== EXERCISE DETAILS ==
Every line from the line containing "Give me the" through the final line of the data is to be printed exactly; no other line is to appear.

== TASK INPUTS ==
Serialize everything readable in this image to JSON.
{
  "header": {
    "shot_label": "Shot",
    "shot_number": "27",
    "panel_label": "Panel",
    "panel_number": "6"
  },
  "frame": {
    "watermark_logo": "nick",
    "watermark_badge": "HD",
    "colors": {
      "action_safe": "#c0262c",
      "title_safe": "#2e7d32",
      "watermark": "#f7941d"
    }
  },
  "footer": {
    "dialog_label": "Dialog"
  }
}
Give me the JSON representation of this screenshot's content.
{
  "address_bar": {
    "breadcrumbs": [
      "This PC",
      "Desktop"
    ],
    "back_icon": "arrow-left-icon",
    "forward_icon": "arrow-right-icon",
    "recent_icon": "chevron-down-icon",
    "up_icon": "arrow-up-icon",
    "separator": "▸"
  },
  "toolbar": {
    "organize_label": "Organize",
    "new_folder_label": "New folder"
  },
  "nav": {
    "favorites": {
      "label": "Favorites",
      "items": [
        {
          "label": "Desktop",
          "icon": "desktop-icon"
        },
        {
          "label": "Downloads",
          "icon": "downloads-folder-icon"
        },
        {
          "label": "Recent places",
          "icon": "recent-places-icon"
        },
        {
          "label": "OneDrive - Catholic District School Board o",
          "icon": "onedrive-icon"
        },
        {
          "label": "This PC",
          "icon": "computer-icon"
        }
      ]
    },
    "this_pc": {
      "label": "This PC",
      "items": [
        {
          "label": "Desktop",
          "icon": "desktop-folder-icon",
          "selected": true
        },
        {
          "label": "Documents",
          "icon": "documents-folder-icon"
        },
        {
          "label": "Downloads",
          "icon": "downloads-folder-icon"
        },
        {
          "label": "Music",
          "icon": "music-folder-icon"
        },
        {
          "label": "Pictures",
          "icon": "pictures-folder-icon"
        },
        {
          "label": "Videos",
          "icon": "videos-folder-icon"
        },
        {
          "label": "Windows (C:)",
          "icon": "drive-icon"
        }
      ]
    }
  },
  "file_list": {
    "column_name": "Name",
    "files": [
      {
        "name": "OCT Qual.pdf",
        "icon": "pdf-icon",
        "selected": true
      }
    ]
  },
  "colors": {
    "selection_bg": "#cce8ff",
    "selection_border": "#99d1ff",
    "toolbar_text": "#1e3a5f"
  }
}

== ANSWER BOX ==
Give me the JSON representation of this screenshot's content.
{
  "address_bar": {
    "breadcrumbs": [
      "This PC",
      "Desktop"
    ],
    "back_icon": "arrow-left-icon",
    "forward_icon": "arrow-right-icon",
    "recent_icon": "chevron-down-icon",
    "up_icon": "arrow-up-icon",
    "separator": "▸"
  },
  "toolbar": {
    "organize_label": "Organize",
    "new_folder_label": "New folder"
  },
  "nav": {
    "favorites": {
      "label": "Favorites",
      "items": [
        {
          "label": "Desktop",
          "icon": "desktop-icon"
        },
        {
          "label": "Downloads",
          "icon": "downloads-folder-icon"
        },
        {
          "label": "Recent places",
          "icon": "recent-places-icon"
        },
        {
          "label": "OneDrive - Catholic District School Board o",
          "icon": "onedrive-icon"
        },
        {
          "label": "This PC",
          "icon": "computer-icon"
        }
      ]
    },
    "this_pc": {
      "label": "This PC",
      "items": [
        {
          "label": "Desktop",
          "icon": "desktop-folder-icon",
          "selected": true
        },
        {
          "label": "Documents",
          "icon": "documents-folder-icon"
        },
        {
          "label": "Downloads",
          "icon": "downloads-folder-icon"
        },
        {
          "label": "Music",
          "icon": "music-folder-icon"
        },
        {
          "label": "Pictures",
          "icon": "pictures-folder-icon"
        },
        {
          "label": "Videos",
          "icon": "videos-folder-icon"
        },
        {
          "label": "Windows (C:)",
          "icon": "drive-icon"
        }
      ]
    }
  },
  "file_list": {
    "column_name": "Name",
    "files": [
      {
        "name": "OCT Qual.pdf",
        "icon": "pdf-icon",
        "selected": true
      }
    ]
  },
  "colors": {
    "selection_bg": "#cce8ff",
    "selection_border": "#99d1ff",
    "toolbar_text": "#1e3a5f"
  }
}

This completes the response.